Saved entries
━━━━

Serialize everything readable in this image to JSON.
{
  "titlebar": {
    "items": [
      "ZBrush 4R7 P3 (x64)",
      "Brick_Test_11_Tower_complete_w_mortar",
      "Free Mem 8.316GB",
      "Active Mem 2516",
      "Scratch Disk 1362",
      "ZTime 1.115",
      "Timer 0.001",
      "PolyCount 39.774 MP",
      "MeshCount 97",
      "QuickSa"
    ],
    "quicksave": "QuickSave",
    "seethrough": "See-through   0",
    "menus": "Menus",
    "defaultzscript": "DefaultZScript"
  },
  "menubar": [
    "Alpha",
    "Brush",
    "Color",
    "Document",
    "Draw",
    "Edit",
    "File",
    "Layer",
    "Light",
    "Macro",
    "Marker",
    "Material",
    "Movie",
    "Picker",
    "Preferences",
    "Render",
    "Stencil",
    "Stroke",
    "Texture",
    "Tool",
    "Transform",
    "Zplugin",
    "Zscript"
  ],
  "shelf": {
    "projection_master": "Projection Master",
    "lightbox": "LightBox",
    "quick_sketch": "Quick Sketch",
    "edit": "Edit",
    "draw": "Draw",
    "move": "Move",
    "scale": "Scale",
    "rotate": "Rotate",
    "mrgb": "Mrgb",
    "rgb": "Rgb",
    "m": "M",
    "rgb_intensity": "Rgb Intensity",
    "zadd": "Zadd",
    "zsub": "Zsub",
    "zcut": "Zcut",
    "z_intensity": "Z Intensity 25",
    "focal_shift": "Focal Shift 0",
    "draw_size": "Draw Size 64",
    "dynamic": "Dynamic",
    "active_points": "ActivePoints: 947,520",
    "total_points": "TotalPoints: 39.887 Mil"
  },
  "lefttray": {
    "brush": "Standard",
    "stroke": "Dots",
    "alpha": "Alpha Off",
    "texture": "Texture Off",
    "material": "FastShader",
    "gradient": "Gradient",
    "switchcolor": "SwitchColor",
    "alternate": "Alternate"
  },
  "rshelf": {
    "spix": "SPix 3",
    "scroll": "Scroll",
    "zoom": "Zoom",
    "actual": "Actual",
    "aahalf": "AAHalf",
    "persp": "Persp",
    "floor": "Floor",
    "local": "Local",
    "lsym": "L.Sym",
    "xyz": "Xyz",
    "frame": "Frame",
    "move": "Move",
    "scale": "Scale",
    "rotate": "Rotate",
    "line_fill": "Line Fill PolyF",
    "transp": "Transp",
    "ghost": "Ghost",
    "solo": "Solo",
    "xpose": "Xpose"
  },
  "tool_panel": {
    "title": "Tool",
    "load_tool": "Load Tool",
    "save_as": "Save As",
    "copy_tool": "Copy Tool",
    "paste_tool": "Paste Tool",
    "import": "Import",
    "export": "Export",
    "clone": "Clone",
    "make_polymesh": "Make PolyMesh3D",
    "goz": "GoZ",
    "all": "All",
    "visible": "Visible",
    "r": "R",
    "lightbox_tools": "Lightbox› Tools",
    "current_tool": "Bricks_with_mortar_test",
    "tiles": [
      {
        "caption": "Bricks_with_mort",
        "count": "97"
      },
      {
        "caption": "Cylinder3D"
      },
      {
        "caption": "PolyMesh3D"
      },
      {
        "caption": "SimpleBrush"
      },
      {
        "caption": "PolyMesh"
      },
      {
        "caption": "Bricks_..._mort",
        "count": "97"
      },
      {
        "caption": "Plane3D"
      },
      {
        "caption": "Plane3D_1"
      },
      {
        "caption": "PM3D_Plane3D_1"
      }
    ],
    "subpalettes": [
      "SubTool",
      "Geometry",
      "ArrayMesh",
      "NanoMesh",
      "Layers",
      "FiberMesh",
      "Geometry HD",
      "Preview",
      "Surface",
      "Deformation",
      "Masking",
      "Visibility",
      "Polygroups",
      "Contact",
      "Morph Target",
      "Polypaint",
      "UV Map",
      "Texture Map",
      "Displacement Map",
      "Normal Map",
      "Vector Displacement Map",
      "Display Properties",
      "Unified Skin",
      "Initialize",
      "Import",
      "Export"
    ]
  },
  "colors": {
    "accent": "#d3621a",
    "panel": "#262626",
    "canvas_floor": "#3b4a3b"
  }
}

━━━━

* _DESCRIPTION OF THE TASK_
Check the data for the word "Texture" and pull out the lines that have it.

* _WRITTEN ANSWER_
    "Texture",
    "texture": "Texture Off",
      "Texture Map",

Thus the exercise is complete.